## [WORK REQUEST]
Would you give the entries again word for word, with no pictures in the copy?
[AVAILABLE DATA]
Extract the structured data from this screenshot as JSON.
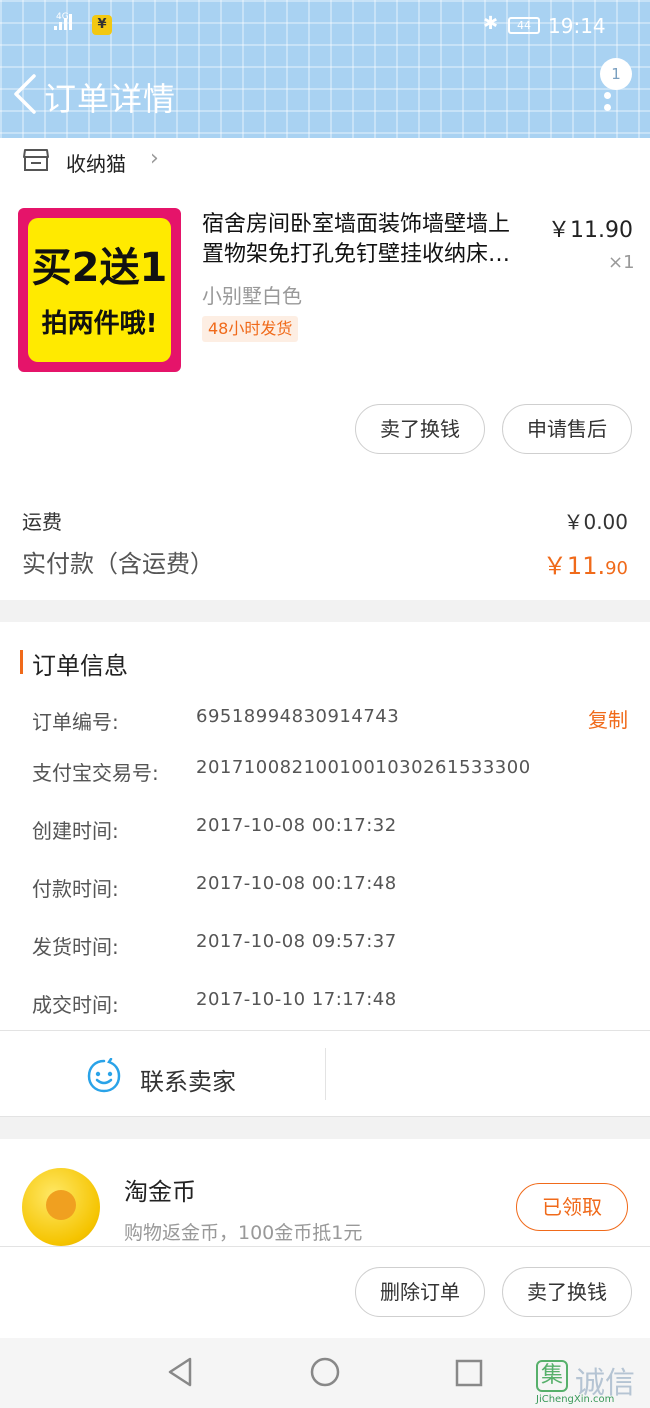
{
  "statusbar": {
    "network": "4G",
    "pay_icon_char": "¥",
    "battery": "44",
    "time": "19:14"
  },
  "nav": {
    "title": "订单详情",
    "badge": "1"
  },
  "shop": {
    "name": "收纳猫"
  },
  "product": {
    "image_text_line1": "买2送1",
    "image_text_line2": "拍两件哦!",
    "title_line1": "宿舍房间卧室墙面装饰墙壁墙上",
    "title_line2": "置物架免打孔免钉壁挂收纳床…",
    "price": "￥11.90",
    "qty": "×1",
    "sku": "小别墅白色",
    "tag": "48小时发货"
  },
  "item_actions": {
    "sell_label": "卖了换钱",
    "aftersale_label": "申请售后"
  },
  "fees": {
    "shipping_label": "运费",
    "shipping_value": "￥0.00",
    "paid_label": "实付款（含运费）",
    "paid_int": "￥11.",
    "paid_dec": "90"
  },
  "order_info": {
    "title": "订单信息",
    "copy_label": "复制",
    "rows": [
      {
        "key": "订单编号:",
        "value": "69518994830914743"
      },
      {
        "key": "支付宝交易号:",
        "value": "2017100821001001030261533300"
      },
      {
        "key": "创建时间:",
        "value": "2017-10-08 00:17:32"
      },
      {
        "key": "付款时间:",
        "value": "2017-10-08 00:17:48"
      },
      {
        "key": "发货时间:",
        "value": "2017-10-08 09:57:37"
      },
      {
        "key": "成交时间:",
        "value": "2017-10-10 17:17:48"
      }
    ]
  },
  "contact": {
    "label": "联系卖家"
  },
  "coin": {
    "title": "淘金币",
    "desc": "购物返金币，100金币抵1元",
    "button": "已领取"
  },
  "bottom_actions": {
    "delete_label": "删除订单",
    "sell_label": "卖了换钱"
  },
  "watermark": {
    "char": "集",
    "text": "诚信",
    "url": "JiChengXin.com"
  },
  "colors": {
    "accent": "#f06a1a",
    "header": "#a9d2f2"
  }
}
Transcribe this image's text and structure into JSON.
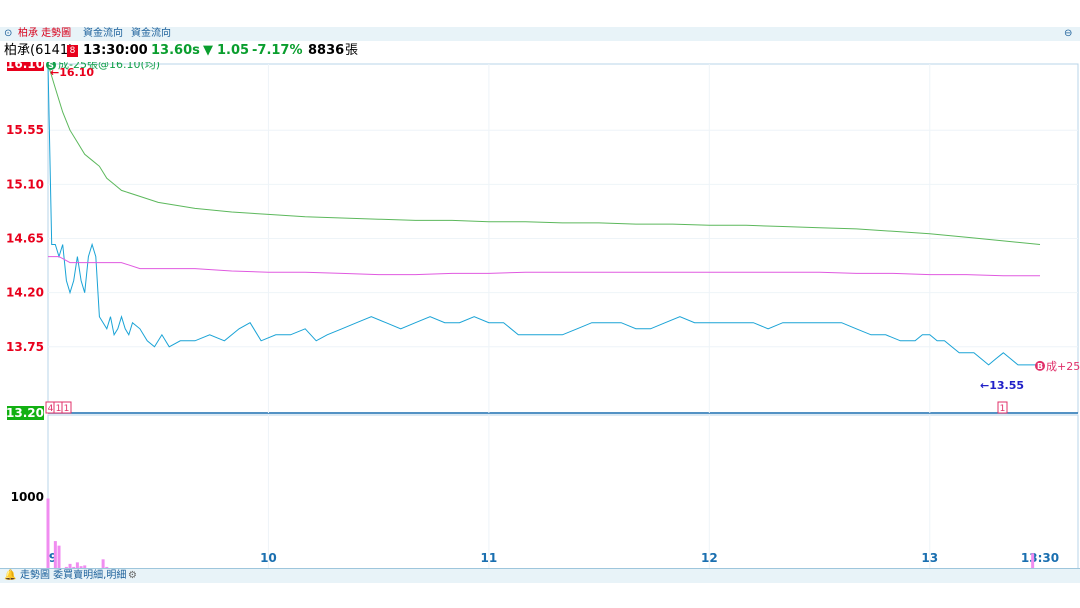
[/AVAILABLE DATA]
## [SOLUTION TO THIS EXERCISE]
Extract the structured data from this screenshot as JSON.
{
  "statusbar": {
    "network": "4G",
    "pay_icon_char": "¥",
    "battery": "44",
    "time": "19:14"
  },
  "nav": {
    "title": "订单详情",
    "badge": "1"
  },
  "shop": {
    "name": "收纳猫"
  },
  "product": {
    "image_text_line1": "买2送1",
    "image_text_line2": "拍两件哦!",
    "title_line1": "宿舍房间卧室墙面装饰墙壁墙上",
    "title_line2": "置物架免打孔免钉壁挂收纳床…",
    "price": "￥11.90",
    "qty": "×1",
    "sku": "小别墅白色",
    "tag": "48小时发货"
  },
  "item_actions": {
    "sell_label": "卖了换钱",
    "aftersale_label": "申请售后"
  },
  "fees": {
    "shipping_label": "运费",
    "shipping_value": "￥0.00",
    "paid_label": "实付款（含运费）",
    "paid_int": "￥11.",
    "paid_dec": "90"
  },
  "order_info": {
    "title": "订单信息",
    "copy_label": "复制",
    "rows": [
      {
        "key": "订单编号:",
        "value": "69518994830914743"
      },
      {
        "key": "支付宝交易号:",
        "value": "2017100821001001030261533300"
      },
      {
        "key": "创建时间:",
        "value": "2017-10-08 00:17:32"
      },
      {
        "key": "付款时间:",
        "value": "2017-10-08 00:17:48"
      },
      {
        "key": "发货时间:",
        "value": "2017-10-08 09:57:37"
      },
      {
        "key": "成交时间:",
        "value": "2017-10-10 17:17:48"
      }
    ]
  },
  "contact": {
    "label": "联系卖家"
  },
  "coin": {
    "title": "淘金币",
    "desc": "购物返金币，100金币抵1元",
    "button": "已领取"
  },
  "bottom_actions": {
    "delete_label": "删除订单",
    "sell_label": "卖了换钱"
  },
  "watermark": {
    "char": "集",
    "text": "诚信",
    "url": "JiChengXin.com"
  },
  "colors": {
    "accent": "#f06a1a",
    "header": "#a9d2f2"
  }
}
Transcribe this image's text and structure into JSON.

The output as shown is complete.